BRIEF →
I'd ask you to write out the lines below exactly, with no images.

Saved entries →
------------------------------------------------
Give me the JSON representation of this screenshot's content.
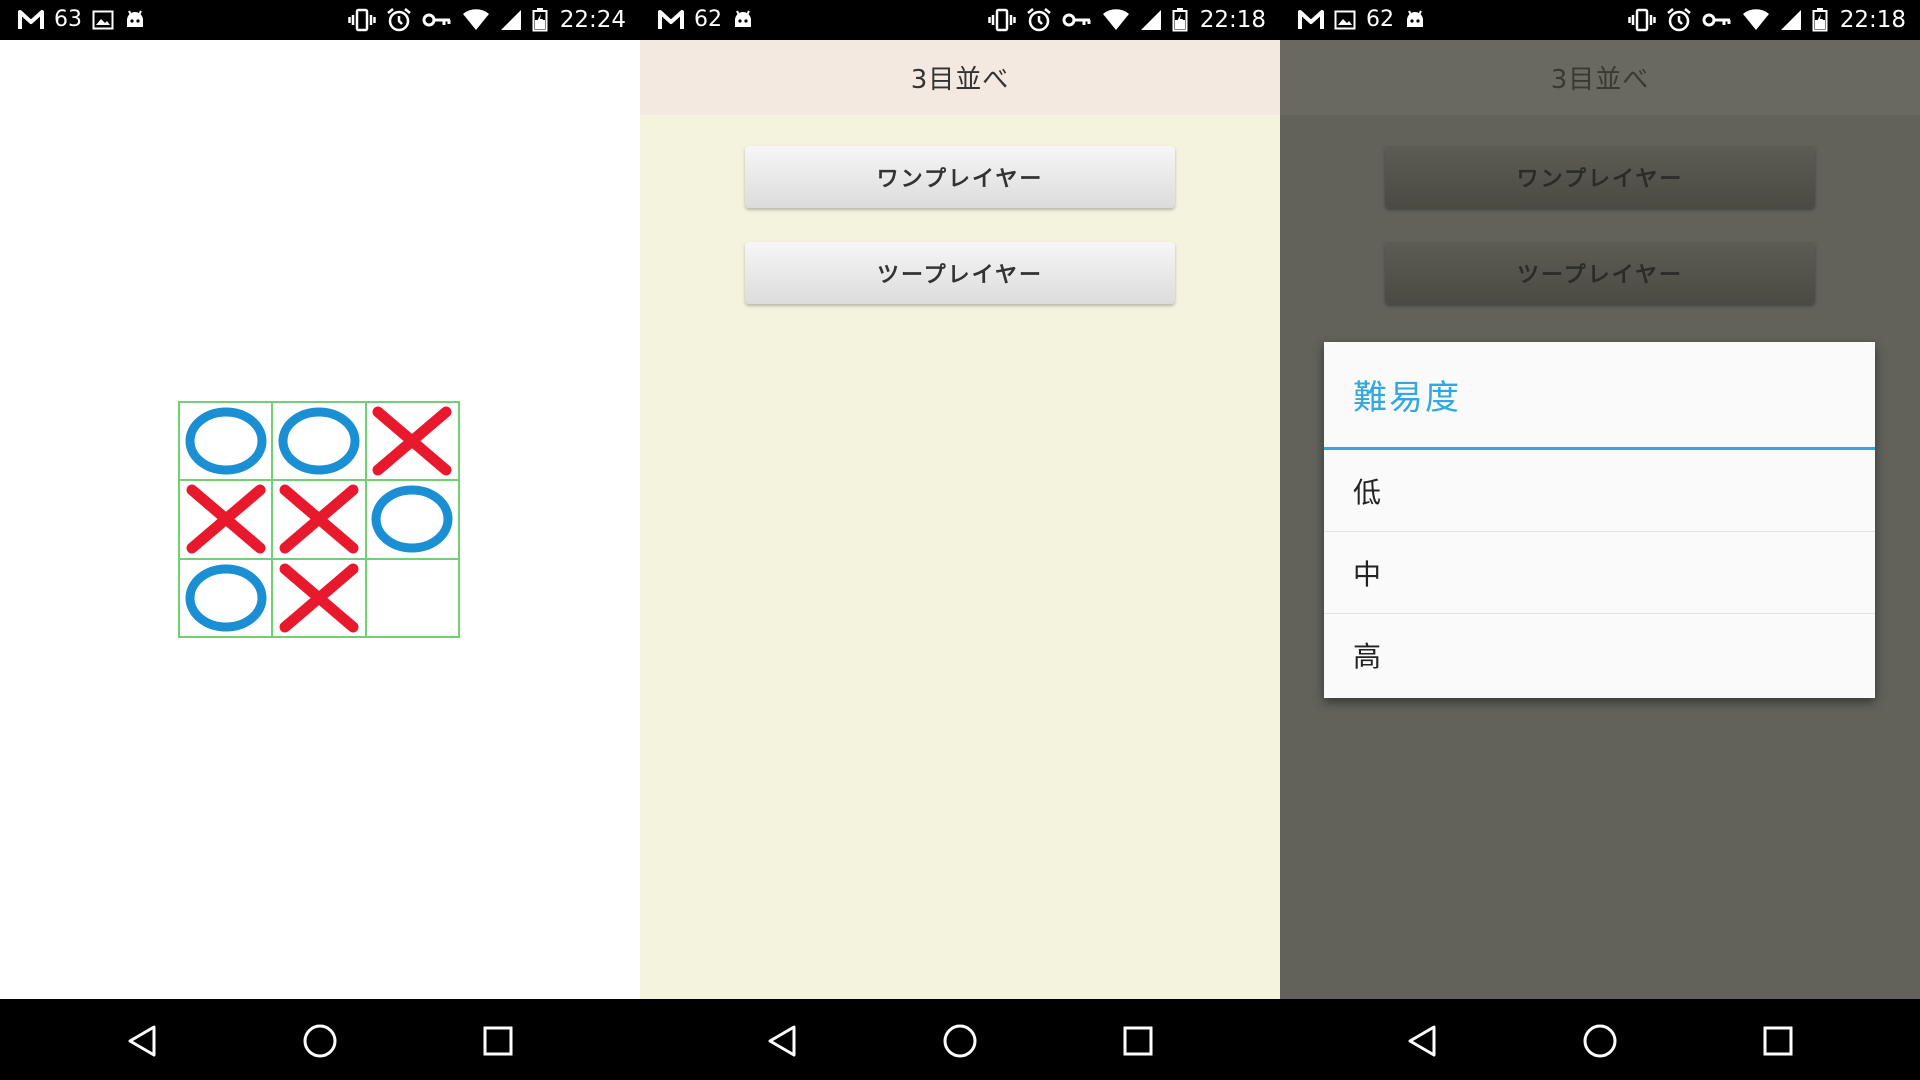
{
  "screens": [
    {
      "status_bar": {
        "battery_level": "63",
        "time": "22:24"
      },
      "board": {
        "cells": [
          "O",
          "O",
          "X",
          "X",
          "X",
          "O",
          "O",
          "X",
          ""
        ]
      }
    },
    {
      "status_bar": {
        "battery_level": "62",
        "time": "22:18"
      },
      "header": {
        "title": "3目並べ"
      },
      "buttons": {
        "one_player": "ワンプレイヤー",
        "two_player": "ツープレイヤー"
      }
    },
    {
      "status_bar": {
        "battery_level": "62",
        "time": "22:18"
      },
      "header": {
        "title": "3目並べ"
      },
      "buttons": {
        "one_player": "ワンプレイヤー",
        "two_player": "ツープレイヤー"
      },
      "dialog": {
        "title": "難易度",
        "options": [
          "低",
          "中",
          "高"
        ]
      }
    }
  ],
  "colors": {
    "o_mark": "#1a8fd4",
    "x_mark": "#e8192c",
    "grid_line": "#6fd16f",
    "menu_background": "#f4f3de",
    "header_background": "#f4e9e0",
    "dim_background": "#62625b",
    "dim_header": "#696960",
    "dialog_accent": "#33a8dc"
  },
  "icons": {
    "status_left": [
      "gmail-icon",
      "image-icon",
      "android-icon"
    ],
    "status_right": [
      "vibrate-icon",
      "alarm-icon",
      "vpn-key-icon",
      "wifi-icon",
      "signal-icon",
      "battery-icon"
    ],
    "nav": [
      "back-icon",
      "home-icon",
      "recents-icon"
    ]
  }
}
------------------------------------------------
EXERCISE OUTPUT →
Give me the JSON representation of this screenshot's content.
{
  "screens": [
    {
      "status_bar": {
        "battery_level": "63",
        "time": "22:24"
      },
      "board": {
        "cells": [
          "O",
          "O",
          "X",
          "X",
          "X",
          "O",
          "O",
          "X",
          ""
        ]
      }
    },
    {
      "status_bar": {
        "battery_level": "62",
        "time": "22:18"
      },
      "header": {
        "title": "3目並べ"
      },
      "buttons": {
        "one_player": "ワンプレイヤー",
        "two_player": "ツープレイヤー"
      }
    },
    {
      "status_bar": {
        "battery_level": "62",
        "time": "22:18"
      },
      "header": {
        "title": "3目並べ"
      },
      "buttons": {
        "one_player": "ワンプレイヤー",
        "two_player": "ツープレイヤー"
      },
      "dialog": {
        "title": "難易度",
        "options": [
          "低",
          "中",
          "高"
        ]
      }
    }
  ],
  "colors": {
    "o_mark": "#1a8fd4",
    "x_mark": "#e8192c",
    "grid_line": "#6fd16f",
    "menu_background": "#f4f3de",
    "header_background": "#f4e9e0",
    "dim_background": "#62625b",
    "dim_header": "#696960",
    "dialog_accent": "#33a8dc"
  },
  "icons": {
    "status_left": [
      "gmail-icon",
      "image-icon",
      "android-icon"
    ],
    "status_right": [
      "vibrate-icon",
      "alarm-icon",
      "vpn-key-icon",
      "wifi-icon",
      "signal-icon",
      "battery-icon"
    ],
    "nav": [
      "back-icon",
      "home-icon",
      "recents-icon"
    ]
  }
}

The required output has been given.